East India’s Ektara gets reinterpreted as this modern string instrument for today’s folk musicians!

The Sukhtara is a modern reinterpretation of East India’s Ektara string instrument, whose origins date back a millennium.

Musical instruments have helped characterize cultures for millennia. In East India, sometime between 1700 B.C. and 7th-century C.E., the Ektara was produced and became a beloved instrument for East Indian folk musicians. Entirely made from natural materials, the Ektara hasn’t gone through many updates since its earlier productions.

As a result, today’s folk music enthusiasts and antiquarians alike haven’t modernized the ancient instrument. Arnab Patra, a design student based in India, has recently finished work on giving the Ektara a much-needed structural update to bring the beloved instrument back into the mainstream discourse and use.

Dubbed Sukhtara, the updated instrument still keeps the Ektara’s familiar wooden build. Constructed from a coconut or gourd shell, bamboo, metal string, wood, and goatskin, Sukhtara is the culmination of a lot of revision work from Patra.

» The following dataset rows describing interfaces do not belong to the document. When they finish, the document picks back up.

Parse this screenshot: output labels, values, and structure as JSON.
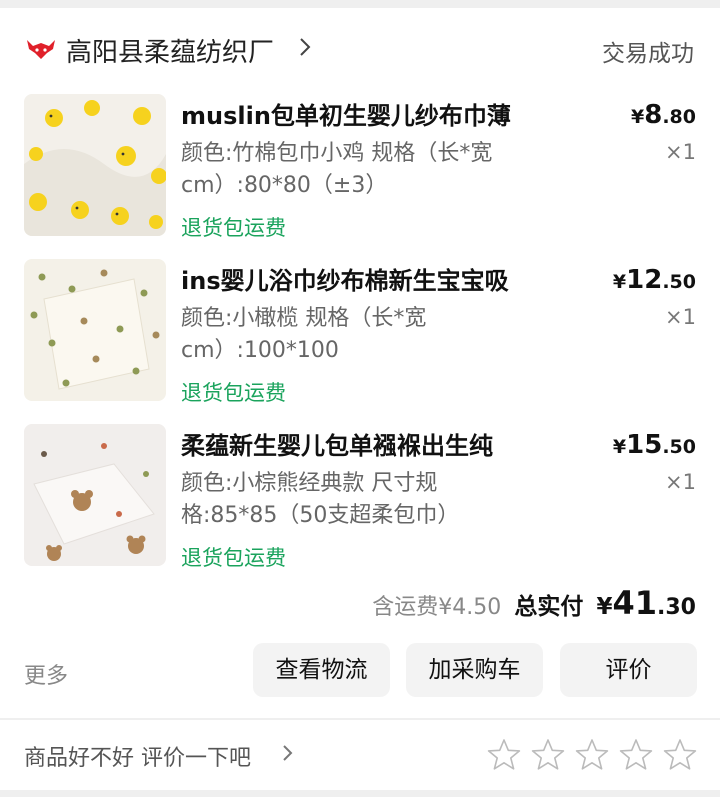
{
  "shop": {
    "name": "高阳县柔蕴纺织厂",
    "status": "交易成功"
  },
  "items": [
    {
      "title": "muslin包单初生婴儿纱布巾薄",
      "spec": "颜色:竹棉包巾小鸡 规格（长*宽cm）:80*80（±3）",
      "tag": "退货包运费",
      "price_yen": "¥",
      "price_int": "8",
      "price_dec": ".80",
      "qty": "×1",
      "image": "yellow-chick-pattern-swaddle"
    },
    {
      "title": "ins婴儿浴巾纱布棉新生宝宝吸",
      "spec": "颜色:小橄榄 规格（长*宽cm）:100*100",
      "tag": "退货包运费",
      "price_yen": "¥",
      "price_int": "12",
      "price_dec": ".50",
      "qty": "×1",
      "image": "olive-dot-pattern-towel"
    },
    {
      "title": "柔蕴新生婴儿包单襁褓出生纯",
      "spec": "颜色:小棕熊经典款 尺寸规格:85*85（50支超柔包巾）",
      "tag": "退货包运费",
      "price_yen": "¥",
      "price_int": "15",
      "price_dec": ".50",
      "qty": "×1",
      "image": "brown-bear-pattern-swaddle"
    }
  ],
  "summary": {
    "shipping": "含运费¥4.50",
    "total_label": "总实付",
    "total_yen": "¥",
    "total_int": "41",
    "total_dec": ".30"
  },
  "actions": {
    "more": "更多",
    "logistics": "查看物流",
    "add_cart": "加采购车",
    "review": "评价"
  },
  "review_prompt": {
    "text": "商品好不好 评价一下吧",
    "star_count": 5
  },
  "colors": {
    "accent_green": "#1aa35c",
    "logo_red": "#e0202a",
    "star_outline": "#bbbbbb"
  }
}
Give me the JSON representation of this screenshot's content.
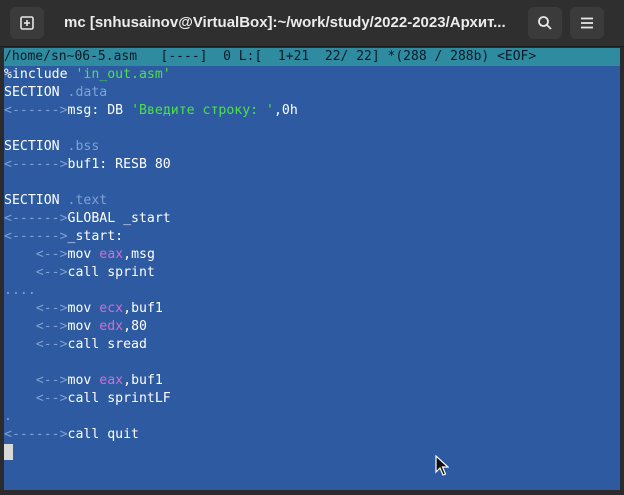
{
  "window": {
    "title": "mc [snhusainov@VirtualBox]:~/work/study/2022-2023/Архит..."
  },
  "status_bar": "/home/sn~06-5.asm   [----]  0 L:[  1+21  22/ 22] *(288 / 288b) <EOF>",
  "colors": {
    "editor_bg": "#2d5aa0",
    "status_bg": "#2f8ca0",
    "string": "#4ee04e",
    "register": "#d070d0",
    "tab_marker": "#7fa1d6"
  },
  "lines": [
    [
      {
        "t": "%include ",
        "c": "kw"
      },
      {
        "t": "'in_out.asm'",
        "c": "str"
      }
    ],
    [
      {
        "t": "SECTION ",
        "c": "kw"
      },
      {
        "t": ".data",
        "c": "sect"
      }
    ],
    [
      {
        "t": "<------>",
        "c": "tab"
      },
      {
        "t": "msg: DB ",
        "c": "kw"
      },
      {
        "t": "'Введите строку: '",
        "c": "str"
      },
      {
        "t": ",0h",
        "c": "kw"
      }
    ],
    [],
    [
      {
        "t": "SECTION ",
        "c": "kw"
      },
      {
        "t": ".bss",
        "c": "sect"
      }
    ],
    [
      {
        "t": "<------>",
        "c": "tab"
      },
      {
        "t": "buf1: RESB 80",
        "c": "kw"
      }
    ],
    [],
    [
      {
        "t": "SECTION ",
        "c": "kw"
      },
      {
        "t": ".text",
        "c": "sect"
      }
    ],
    [
      {
        "t": "<------>",
        "c": "tab"
      },
      {
        "t": "GLOBAL _start",
        "c": "kw"
      }
    ],
    [
      {
        "t": "<------>",
        "c": "tab"
      },
      {
        "t": "_start:",
        "c": "kw"
      }
    ],
    [
      {
        "t": "    <-->",
        "c": "tab"
      },
      {
        "t": "mov ",
        "c": "kw"
      },
      {
        "t": "eax",
        "c": "reg"
      },
      {
        "t": ",msg",
        "c": "kw"
      }
    ],
    [
      {
        "t": "    <-->",
        "c": "tab"
      },
      {
        "t": "call sprint",
        "c": "kw"
      }
    ],
    [
      {
        "t": "....",
        "c": "tab"
      }
    ],
    [
      {
        "t": "    <-->",
        "c": "tab"
      },
      {
        "t": "mov ",
        "c": "kw"
      },
      {
        "t": "ecx",
        "c": "reg"
      },
      {
        "t": ",buf1",
        "c": "kw"
      }
    ],
    [
      {
        "t": "    <-->",
        "c": "tab"
      },
      {
        "t": "mov ",
        "c": "kw"
      },
      {
        "t": "edx",
        "c": "reg"
      },
      {
        "t": ",80",
        "c": "kw"
      }
    ],
    [
      {
        "t": "    <-->",
        "c": "tab"
      },
      {
        "t": "call sread",
        "c": "kw"
      }
    ],
    [],
    [
      {
        "t": "    <-->",
        "c": "tab"
      },
      {
        "t": "mov ",
        "c": "kw"
      },
      {
        "t": "eax",
        "c": "reg"
      },
      {
        "t": ",buf1",
        "c": "kw"
      }
    ],
    [
      {
        "t": "    <-->",
        "c": "tab"
      },
      {
        "t": "call sprintLF",
        "c": "kw"
      }
    ],
    [
      {
        "t": ".",
        "c": "tab"
      }
    ],
    [
      {
        "t": "<------>",
        "c": "tab"
      },
      {
        "t": "call quit",
        "c": "kw"
      }
    ]
  ],
  "icons": {
    "new_tab": "new-tab-icon",
    "search": "search-icon",
    "menu": "hamburger-menu-icon",
    "pointer": "mouse-pointer-icon"
  }
}
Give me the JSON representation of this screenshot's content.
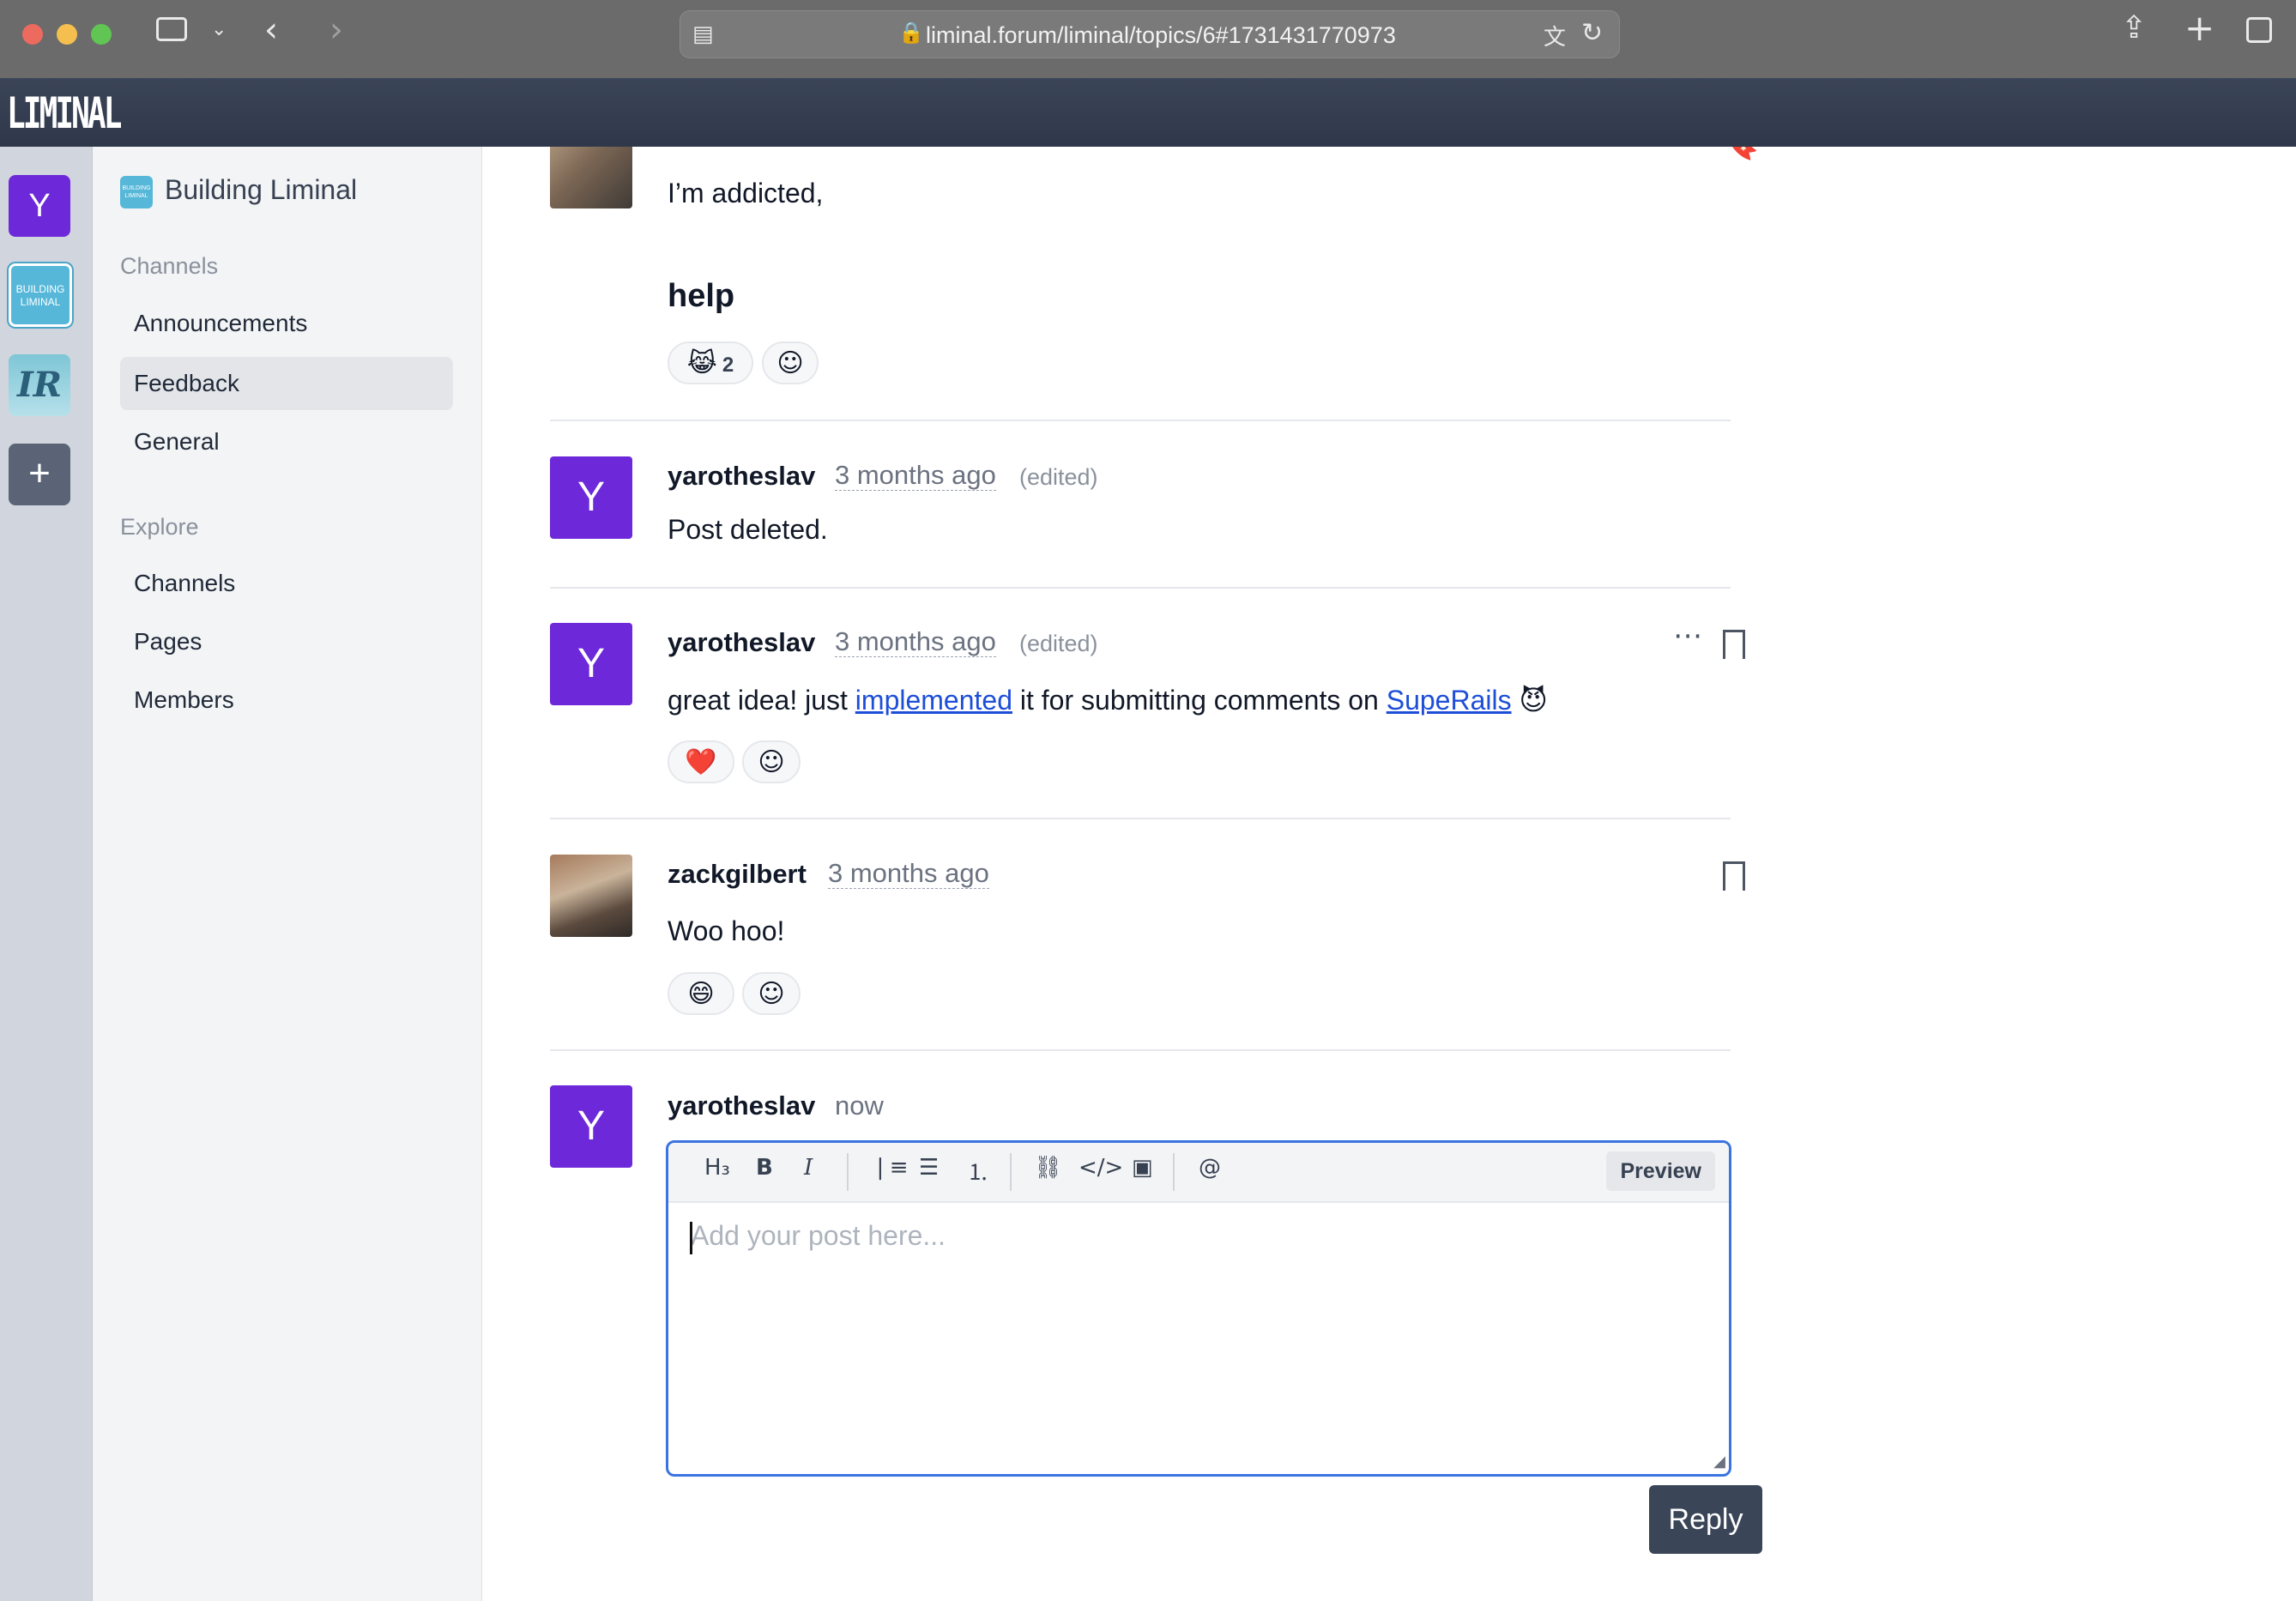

For instance, the original Ektara’s tuning hole increased in size with more playing time. Considering its bamboo build, the bamboo tuning peg would consistently push further into the bamboo tuning hole until the hole was so big, the peg would always turn loose.

In constructing Sukhtara, Patra aimed to solve this tuning problem by replacing the bamboo tuning peg with a metal butterfly tuner, similar to those found on guitars and violins. Sukhtara’s tuning box can be found at the top of the instrument where it forms a small bridge between the two bamboo arms and soundbars, creating a space for the instrument’s metal string to wrap around for tuning.

While the changes might seem small, they’re necessary for the cultural instrument to remain in modern use. Following contemporary instrumental structuring, the Sukhtara enhances Ektara’s aesthetics, building materials, and playing styles for the modern instrumentalist to reawaken the music of the past.

Designer: Arnab Patra

While Patra maintained the instruments build, some adjustments were made for the soundbox, tuning box, and bamboo arms.

The Sukhtara is a modern interpretation of the Ektara.

The Ektara dates back to some time between 1700 B.C. and 7th-century C.E.